Burnet Saxifrage

Descript : The greater sort of our English Burnet Saxifrage grows up with divers long stalks of winged leaves, set directly opposite one to another on both sides, each being somewhat broad, and a little pointed and dented about the edges, of a sad green colour. At the top of the stalks stand umbels of white flowers, after which come small and blackish seed. The root is long and whitish, abiding long. Our lesser Burnet Saxifrage hath much finer leaves than the former, and very small, and set one against another, deeply jagged about the edges, and of the same colour as the former. The umbels of the flowers are white, and the seed very small, and so is the root, being also somewhat hot and quick in taste.

Place : These grow in moist meadows of this land, and are easy to be found being well sought for among the grass, wherein many times they lay hid scarcely to be discerned.

Time : They flower about July, and their seed is ripe in August.

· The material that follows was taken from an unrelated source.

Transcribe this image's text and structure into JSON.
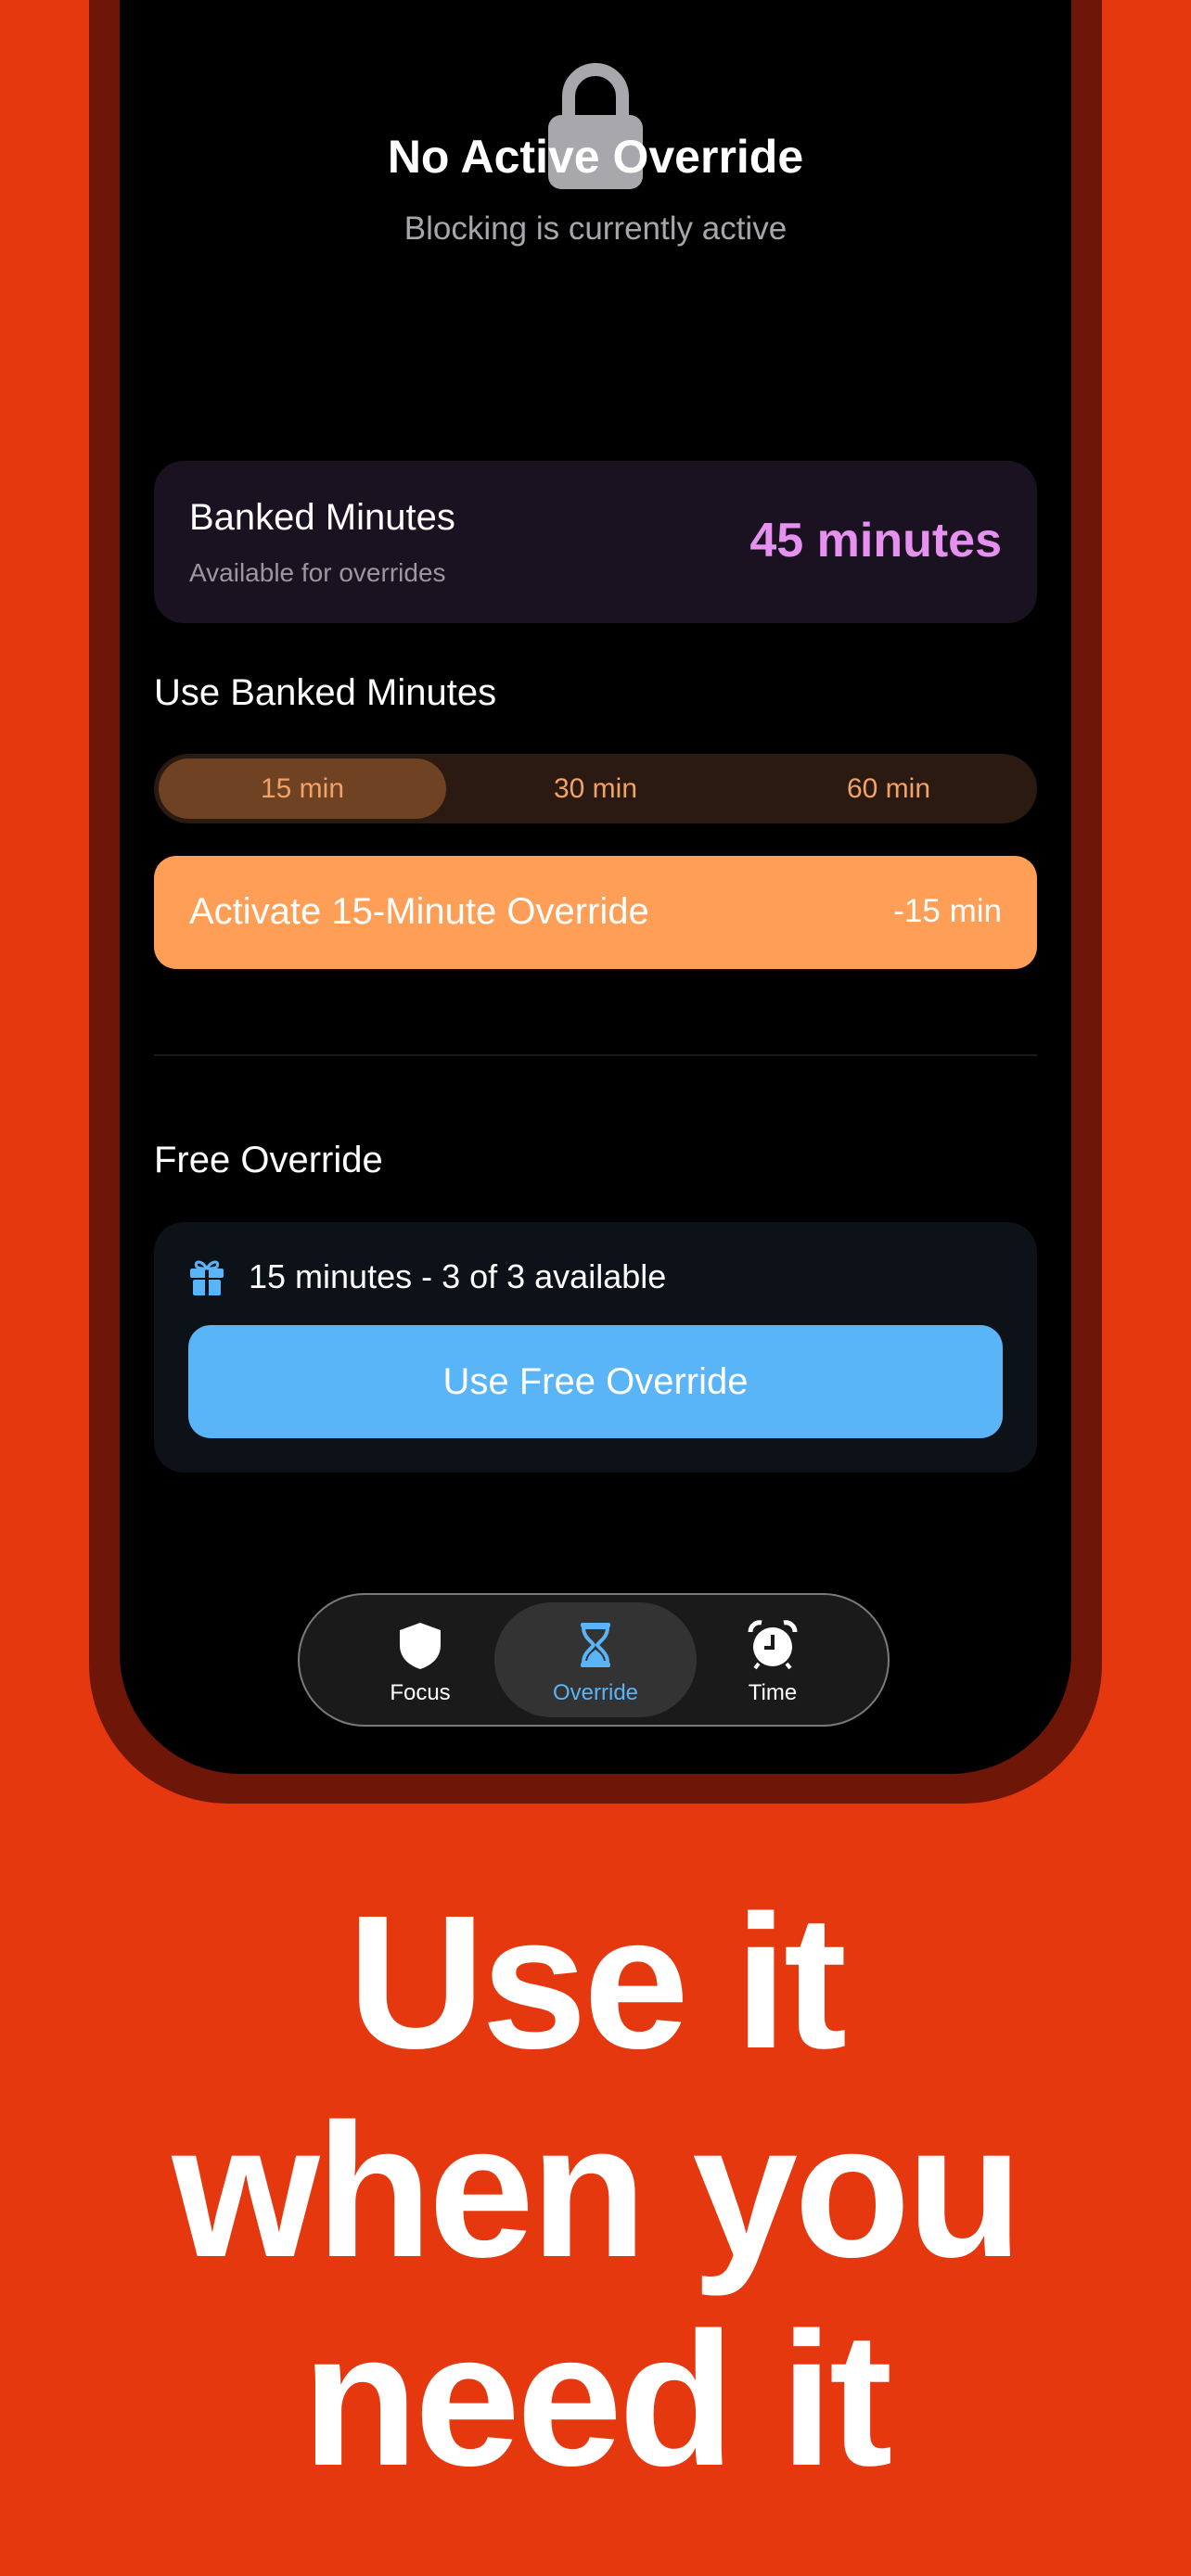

Government and virtues : They are both of them herbs of the Moon. The Saxifrages are hot as pepper; and Tragus saith, by his experience, that they are wholesome. They have the same properties the parsleys have, but in provoking urine, and causing the pains thereof, and of the wind and colic, are much more effectual, the roots or seed being used either in powder, or in decoctions, or any other way; and likwise helps the windy pains of the mother, and to procure their courses, and to break and void the stone in the kidneys, to digest cold, viscous, and tough phlegm in the stomach, and is an especial remedy against all kind of venom. Castoreum being boiled in the distilled water thereof, is singularly good to be given to those that are troubled with cramps and convulsions. Some do use to make the seeds into comfits (as they do carraway seeds) which is effectual to all the purposes aforesaid. The juice of the herb dropped into the most grievous wounds of the head, dries up their moisture, and heals them quickly. Some women use the distilled water to take away freckles or spots in the skin or face; and to drink the same sweetened with sugar for all the purposes aforesaid.

  By PanEris using Melati.

Previous chapter Back Home Email this Search Discuss Bookmark Next chapter
Copyright: All texts on Bibliomania are © Bibliomania.com Ltd, and may not be reproduced in any form without our written permission. See our FAQ for more details.